India’s most holy river is called “Mother Ganga.” America’s most holy highway is called “The Mother Road.” Route 66 is the highway equivalent of Old Glory and the American equivalent of the Silk Road. Between 1926 and 1985, it linked Chicago and Santa Monica for vacationers and every kind of itinerant during a period of westward migration. It’s been a symbol of American freedom and hope in some of our best literature, like Jack Kerouac’s On the Road and John Steinbeck’s Grapes of Wrath.
At first, I wasn’t crazy about Albuquerque. Miles and miles of strip malls, empty lots, parks with highway roar. Although the city’s Old Town is atmospheric, most of the stores sell junk, and the Old Town’s “best” café served me a greasy chili rellano with a side of canned spinach. Wasn’t canned spinach banned in 1959?
Woo hoo! This week I am exploring New Mexico’s Rio Grande Valley between the Sangre De Cristos and the Jemez Mountains in the northern part of the state. The region’s largest cities are Taos in the north, Santa Fe in the middle, and Albuquerque in the south. But forget about them for now. This is about a few of the little guys.

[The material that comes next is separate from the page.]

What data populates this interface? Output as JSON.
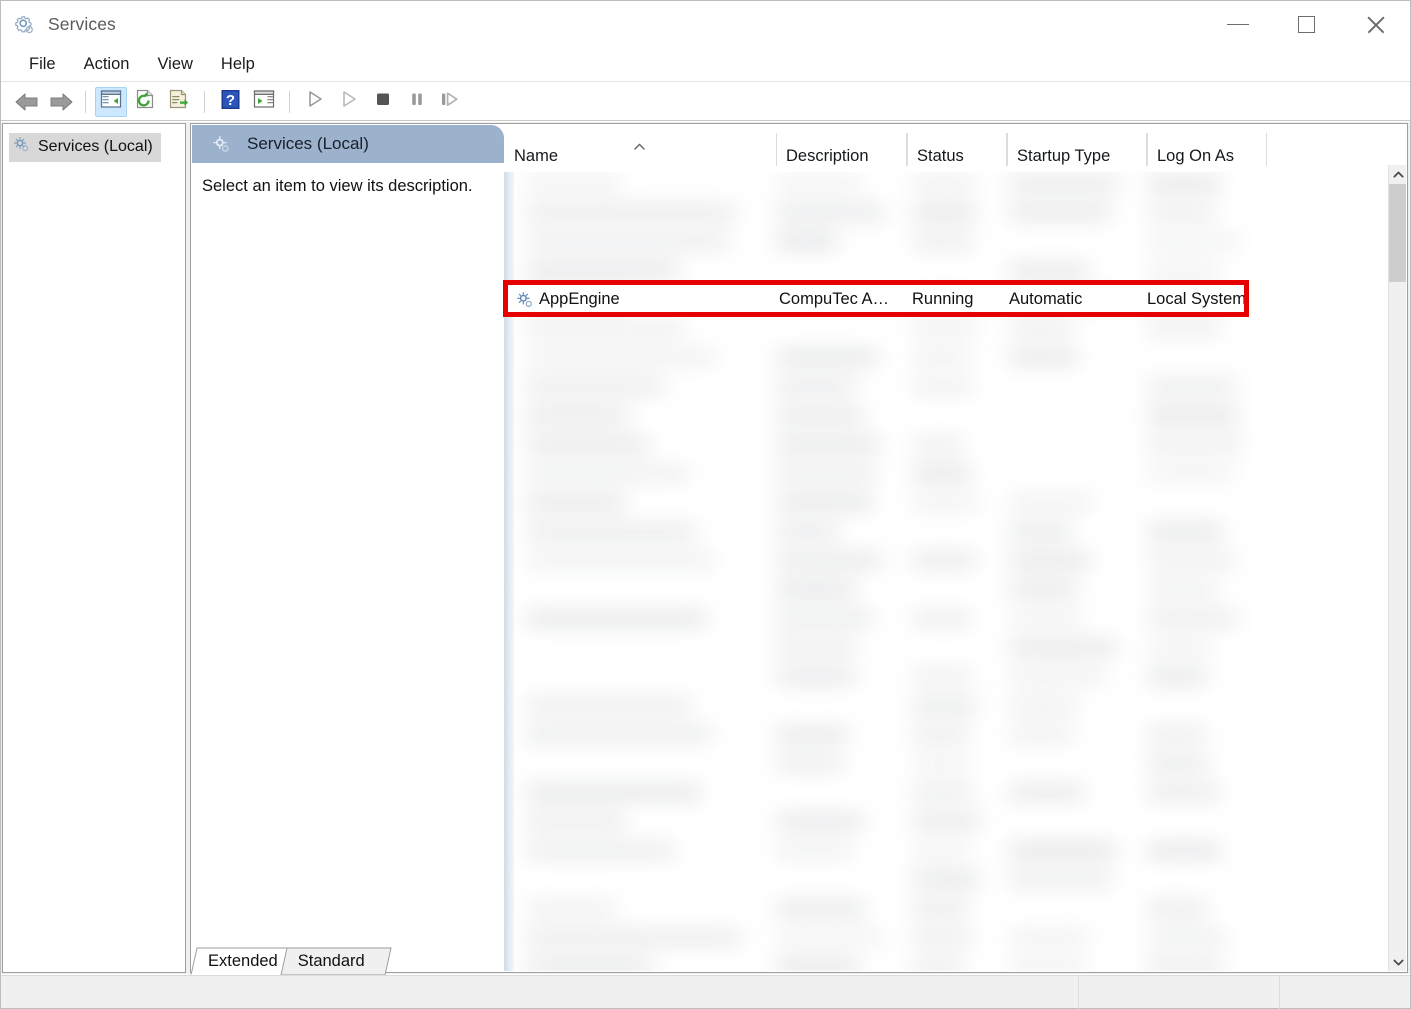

I arrived in Farmington, New Mexico, on Sunday hoping to convince myself to go to Chaco Canyon. I have wanted to go there forever, but a solo trip felt like a teensy bit of a stretch for me. It’s 80 miles from a city, and 13 of those miles are on dirt roads. The weather has been unpredictable, and my car had a minor episode this week that could be a big problem if it happened again in the wilderness.
But I went! By myself! It was not a big deal! It was amazing!